Nothing in the entries should be altered. Write them out in full.

· · · ·

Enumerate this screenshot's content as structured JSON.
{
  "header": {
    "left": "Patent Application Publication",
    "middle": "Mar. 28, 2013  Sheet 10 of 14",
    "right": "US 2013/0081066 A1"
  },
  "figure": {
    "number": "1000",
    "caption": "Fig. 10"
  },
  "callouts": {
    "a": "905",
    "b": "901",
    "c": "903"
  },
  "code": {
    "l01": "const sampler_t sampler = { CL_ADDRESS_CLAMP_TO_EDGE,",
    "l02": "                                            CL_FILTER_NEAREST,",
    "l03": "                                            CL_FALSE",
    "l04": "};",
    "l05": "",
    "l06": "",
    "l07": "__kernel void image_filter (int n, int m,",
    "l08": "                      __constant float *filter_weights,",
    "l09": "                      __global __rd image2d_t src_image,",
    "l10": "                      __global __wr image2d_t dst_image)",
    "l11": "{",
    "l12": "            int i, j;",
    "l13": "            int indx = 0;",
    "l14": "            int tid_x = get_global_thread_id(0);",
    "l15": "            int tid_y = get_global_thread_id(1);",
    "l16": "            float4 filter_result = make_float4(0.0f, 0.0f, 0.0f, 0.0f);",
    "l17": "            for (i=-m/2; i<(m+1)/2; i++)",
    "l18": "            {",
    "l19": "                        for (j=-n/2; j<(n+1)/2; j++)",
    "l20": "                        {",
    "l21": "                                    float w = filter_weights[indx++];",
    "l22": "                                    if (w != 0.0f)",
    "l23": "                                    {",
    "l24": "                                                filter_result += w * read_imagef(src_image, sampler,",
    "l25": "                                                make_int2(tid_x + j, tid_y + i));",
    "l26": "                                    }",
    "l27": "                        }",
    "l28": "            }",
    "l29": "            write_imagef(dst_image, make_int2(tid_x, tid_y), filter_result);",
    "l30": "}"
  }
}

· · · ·

• ANSWER FOR THIS EXERCISE
Enumerate this screenshot's content as structured JSON.
{
  "header": {
    "left": "Patent Application Publication",
    "middle": "Mar. 28, 2013  Sheet 10 of 14",
    "right": "US 2013/0081066 A1"
  },
  "figure": {
    "number": "1000",
    "caption": "Fig. 10"
  },
  "callouts": {
    "a": "905",
    "b": "901",
    "c": "903"
  },
  "code": {
    "l01": "const sampler_t sampler = { CL_ADDRESS_CLAMP_TO_EDGE,",
    "l02": "                                            CL_FILTER_NEAREST,",
    "l03": "                                            CL_FALSE",
    "l04": "};",
    "l05": "",
    "l06": "",
    "l07": "__kernel void image_filter (int n, int m,",
    "l08": "                      __constant float *filter_weights,",
    "l09": "                      __global __rd image2d_t src_image,",
    "l10": "                      __global __wr image2d_t dst_image)",
    "l11": "{",
    "l12": "            int i, j;",
    "l13": "            int indx = 0;",
    "l14": "            int tid_x = get_global_thread_id(0);",
    "l15": "            int tid_y = get_global_thread_id(1);",
    "l16": "            float4 filter_result = make_float4(0.0f, 0.0f, 0.0f, 0.0f);",
    "l17": "            for (i=-m/2; i<(m+1)/2; i++)",
    "l18": "            {",
    "l19": "                        for (j=-n/2; j<(n+1)/2; j++)",
    "l20": "                        {",
    "l21": "                                    float w = filter_weights[indx++];",
    "l22": "                                    if (w != 0.0f)",
    "l23": "                                    {",
    "l24": "                                                filter_result += w * read_imagef(src_image, sampler,",
    "l25": "                                                make_int2(tid_x + j, tid_y + i));",
    "l26": "                                    }",
    "l27": "                        }",
    "l28": "            }",
    "l29": "            write_imagef(dst_image, make_int2(tid_x, tid_y), filter_result);",
    "l30": "}"
  }
}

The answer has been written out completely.